When she's old enough, Mattie will be able to drive on the Alan Jackson Highway, a stretch of I-85 outside Alan's hometown of Newnan, Ga., renamed in her dad's honor a couple of months ago. Alan's feelings about the honor are tied to memories of his own father, Eugene, who died in early 2000.
"I used to drive that old highway," he says, "and my daddy did, too, every day when he was going to work in Atlanta. I'm sure he never thought at any time that there'd be a piece of it named after his son. I'm sure he'd be very proud of that."
For Alan, the honors will surely keep coming. What I Do is in stores now, and his wildly popular tour with Martina McBride will continue till the end of November.
Though the superstar pairing has been filling arenas since January, Alan hasn't had much of a chance to catch up with his touring partner. "She's pretty busy," he says. "Her husband's out here with her – and a lot of times she's got her kids with her, so I try not to bother her."

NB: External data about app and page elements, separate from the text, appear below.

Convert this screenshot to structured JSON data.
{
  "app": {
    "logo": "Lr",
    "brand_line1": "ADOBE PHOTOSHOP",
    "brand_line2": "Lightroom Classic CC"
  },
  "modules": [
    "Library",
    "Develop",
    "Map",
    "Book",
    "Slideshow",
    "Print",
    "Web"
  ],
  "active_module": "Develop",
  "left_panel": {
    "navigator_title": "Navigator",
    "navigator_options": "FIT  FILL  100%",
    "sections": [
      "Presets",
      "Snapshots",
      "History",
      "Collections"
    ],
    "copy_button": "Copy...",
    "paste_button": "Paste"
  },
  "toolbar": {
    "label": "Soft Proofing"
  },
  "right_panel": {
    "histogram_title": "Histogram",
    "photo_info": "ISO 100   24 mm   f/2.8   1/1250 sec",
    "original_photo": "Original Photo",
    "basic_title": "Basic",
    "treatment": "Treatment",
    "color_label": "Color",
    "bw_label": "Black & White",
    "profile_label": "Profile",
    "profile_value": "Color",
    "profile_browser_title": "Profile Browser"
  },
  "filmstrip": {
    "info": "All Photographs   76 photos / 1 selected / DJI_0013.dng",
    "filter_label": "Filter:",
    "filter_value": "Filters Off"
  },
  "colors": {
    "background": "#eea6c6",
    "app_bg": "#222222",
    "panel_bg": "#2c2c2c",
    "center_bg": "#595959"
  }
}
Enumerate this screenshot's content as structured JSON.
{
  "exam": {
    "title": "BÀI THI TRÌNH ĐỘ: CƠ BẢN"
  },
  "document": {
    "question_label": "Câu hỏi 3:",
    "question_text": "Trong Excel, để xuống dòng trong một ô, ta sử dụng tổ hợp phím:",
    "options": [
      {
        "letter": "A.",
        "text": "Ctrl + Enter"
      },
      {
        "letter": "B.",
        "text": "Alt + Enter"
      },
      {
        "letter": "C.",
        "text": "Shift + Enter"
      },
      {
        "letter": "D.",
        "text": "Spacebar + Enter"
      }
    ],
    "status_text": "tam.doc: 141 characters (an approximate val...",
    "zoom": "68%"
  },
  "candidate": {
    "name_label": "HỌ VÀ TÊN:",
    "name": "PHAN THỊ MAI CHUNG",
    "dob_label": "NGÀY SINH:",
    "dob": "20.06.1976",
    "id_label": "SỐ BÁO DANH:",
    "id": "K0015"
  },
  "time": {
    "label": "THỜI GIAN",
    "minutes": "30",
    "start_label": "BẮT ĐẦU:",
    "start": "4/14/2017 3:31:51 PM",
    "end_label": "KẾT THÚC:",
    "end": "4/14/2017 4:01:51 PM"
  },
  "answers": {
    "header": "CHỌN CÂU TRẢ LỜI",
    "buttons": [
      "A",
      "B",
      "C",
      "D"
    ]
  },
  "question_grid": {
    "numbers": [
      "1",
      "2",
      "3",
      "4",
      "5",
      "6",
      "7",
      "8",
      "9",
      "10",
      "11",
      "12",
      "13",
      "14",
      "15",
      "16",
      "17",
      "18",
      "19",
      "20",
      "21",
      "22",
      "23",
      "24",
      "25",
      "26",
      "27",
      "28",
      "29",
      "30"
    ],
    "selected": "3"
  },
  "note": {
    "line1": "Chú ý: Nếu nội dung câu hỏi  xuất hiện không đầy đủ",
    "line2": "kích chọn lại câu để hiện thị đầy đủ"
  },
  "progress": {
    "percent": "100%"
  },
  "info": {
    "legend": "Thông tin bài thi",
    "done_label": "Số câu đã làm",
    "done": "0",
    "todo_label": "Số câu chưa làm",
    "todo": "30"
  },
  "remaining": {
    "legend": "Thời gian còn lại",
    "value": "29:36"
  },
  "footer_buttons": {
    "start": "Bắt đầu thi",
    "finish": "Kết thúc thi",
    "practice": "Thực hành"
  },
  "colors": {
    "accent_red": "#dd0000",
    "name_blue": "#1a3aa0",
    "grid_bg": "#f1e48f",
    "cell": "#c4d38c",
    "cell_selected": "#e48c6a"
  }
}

Fans hoping the two tour mates will record a duet will have to keep hoping – there are no plans in place. "We haven't really talked about it specifically," admits Alan. "We played Nashville earlier this year, and she came out and sang 'Let's Get Back to Me and You' with me. That's really the only time we've done anything."
At that same May concert, Alan surprised the crowd by segueing from his hit "Summertime Blues" into his own rendition of the catchy pop hit "Hey Ya!" by Atlanta rappers OutKast – a favorite tune of his daughters.
"I did it for them, just as a joke," he says. "They got a kick out of it, because they had a bunch of friends there. I actually like that song – some of that Outkast stuff, it's got a melody and you can sing along with it. Some of the stuff my daughters listen to, I don't really care about."
Asked if he considered including "Hey Ya!" on What I Do, Alan chuckles and lets loose a "Noooo!" – as might be expected from this true-blue country traditionalist.
Nonetheless, listeners will be glad to know that another tune Alan debuted live a few months ago – at the CMT Flameworthy Awards, to be exact – is on the album. Though it was penned by songwriter Tim Johnson, Alan uses "To Do What I Do" as a very personal expression of gratitude to his fans for allowing him the opportunity to live his dreams. In the song, Alan sings:
There's so much joy this music can bring
So I count my blessings before I step up to sing
'Cause there's so many people that would give anything
To do what I do
"There was a lot of sentiment there that I appreciated – most artists that have tried to get there and finally made it can identify with that,” he says. “I really connected with a lot of the lines in that song, because I lived them.”